** Task prompt **
Would you output all the data exactly as it stands?

Website and app data records:

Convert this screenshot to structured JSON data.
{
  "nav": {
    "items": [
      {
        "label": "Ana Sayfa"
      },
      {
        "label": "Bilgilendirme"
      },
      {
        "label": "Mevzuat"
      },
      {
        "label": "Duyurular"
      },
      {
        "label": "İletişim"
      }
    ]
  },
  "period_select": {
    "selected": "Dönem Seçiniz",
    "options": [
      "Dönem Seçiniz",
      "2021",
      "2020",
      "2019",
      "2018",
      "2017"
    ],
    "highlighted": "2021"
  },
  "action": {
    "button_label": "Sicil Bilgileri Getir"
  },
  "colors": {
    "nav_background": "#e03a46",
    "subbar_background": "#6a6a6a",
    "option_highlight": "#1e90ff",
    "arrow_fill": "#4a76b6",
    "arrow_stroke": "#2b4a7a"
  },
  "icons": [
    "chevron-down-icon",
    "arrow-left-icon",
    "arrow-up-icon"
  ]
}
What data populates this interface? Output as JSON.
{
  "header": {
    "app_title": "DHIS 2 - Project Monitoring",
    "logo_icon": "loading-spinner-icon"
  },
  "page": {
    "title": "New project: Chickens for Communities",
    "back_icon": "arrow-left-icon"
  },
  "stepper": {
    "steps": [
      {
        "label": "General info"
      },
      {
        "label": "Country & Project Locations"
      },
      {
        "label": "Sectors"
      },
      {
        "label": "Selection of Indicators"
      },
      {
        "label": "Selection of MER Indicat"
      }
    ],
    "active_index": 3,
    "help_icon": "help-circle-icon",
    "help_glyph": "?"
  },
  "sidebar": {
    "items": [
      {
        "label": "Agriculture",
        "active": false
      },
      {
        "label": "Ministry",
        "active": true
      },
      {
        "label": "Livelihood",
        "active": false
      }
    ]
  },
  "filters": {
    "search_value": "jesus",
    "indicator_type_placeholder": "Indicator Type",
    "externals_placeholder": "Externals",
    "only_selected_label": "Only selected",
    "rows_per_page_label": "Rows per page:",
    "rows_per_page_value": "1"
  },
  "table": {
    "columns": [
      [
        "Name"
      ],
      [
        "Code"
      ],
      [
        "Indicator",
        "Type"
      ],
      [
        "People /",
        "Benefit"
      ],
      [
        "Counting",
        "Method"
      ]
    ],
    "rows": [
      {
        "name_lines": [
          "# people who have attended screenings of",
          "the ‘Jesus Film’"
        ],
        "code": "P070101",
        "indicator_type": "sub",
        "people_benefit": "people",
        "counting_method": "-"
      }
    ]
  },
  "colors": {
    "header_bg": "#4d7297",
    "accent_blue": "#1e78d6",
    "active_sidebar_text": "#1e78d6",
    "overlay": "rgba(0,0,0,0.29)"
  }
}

** Exercise solution **
Convert this screenshot to structured JSON data.
{
  "nav": {
    "items": [
      {
        "label": "Ana Sayfa"
      },
      {
        "label": "Bilgilendirme"
      },
      {
        "label": "Mevzuat"
      },
      {
        "label": "Duyurular"
      },
      {
        "label": "İletişim"
      }
    ]
  },
  "period_select": {
    "selected": "Dönem Seçiniz",
    "options": [
      "Dönem Seçiniz",
      "2021",
      "2020",
      "2019",
      "2018",
      "2017"
    ],
    "highlighted": "2021"
  },
  "action": {
    "button_label": "Sicil Bilgileri Getir"
  },
  "colors": {
    "nav_background": "#e03a46",
    "subbar_background": "#6a6a6a",
    "option_highlight": "#1e90ff",
    "arrow_fill": "#4a76b6",
    "arrow_stroke": "#2b4a7a"
  },
  "icons": [
    "chevron-down-icon",
    "arrow-left-icon",
    "arrow-up-icon"
  ]
}
What data populates this interface? Output as JSON.
{
  "header": {
    "app_title": "DHIS 2 - Project Monitoring",
    "logo_icon": "loading-spinner-icon"
  },
  "page": {
    "title": "New project: Chickens for Communities",
    "back_icon": "arrow-left-icon"
  },
  "stepper": {
    "steps": [
      {
        "label": "General info"
      },
      {
        "label": "Country & Project Locations"
      },
      {
        "label": "Sectors"
      },
      {
        "label": "Selection of Indicators"
      },
      {
        "label": "Selection of MER Indicat"
      }
    ],
    "active_index": 3,
    "help_icon": "help-circle-icon",
    "help_glyph": "?"
  },
  "sidebar": {
    "items": [
      {
        "label": "Agriculture",
        "active": false
      },
      {
        "label": "Ministry",
        "active": true
      },
      {
        "label": "Livelihood",
        "active": false
      }
    ]
  },
  "filters": {
    "search_value": "jesus",
    "indicator_type_placeholder": "Indicator Type",
    "externals_placeholder": "Externals",
    "only_selected_label": "Only selected",
    "rows_per_page_label": "Rows per page:",
    "rows_per_page_value": "1"
  },
  "table": {
    "columns": [
      [
        "Name"
      ],
      [
        "Code"
      ],
      [
        "Indicator",
        "Type"
      ],
      [
        "People /",
        "Benefit"
      ],
      [
        "Counting",
        "Method"
      ]
    ],
    "rows": [
      {
        "name_lines": [
          "# people who have attended screenings of",
          "the ‘Jesus Film’"
        ],
        "code": "P070101",
        "indicator_type": "sub",
        "people_benefit": "people",
        "counting_method": "-"
      }
    ]
  },
  "colors": {
    "header_bg": "#4d7297",
    "accent_blue": "#1e78d6",
    "active_sidebar_text": "#1e78d6",
    "overlay": "rgba(0,0,0,0.29)"
  }
}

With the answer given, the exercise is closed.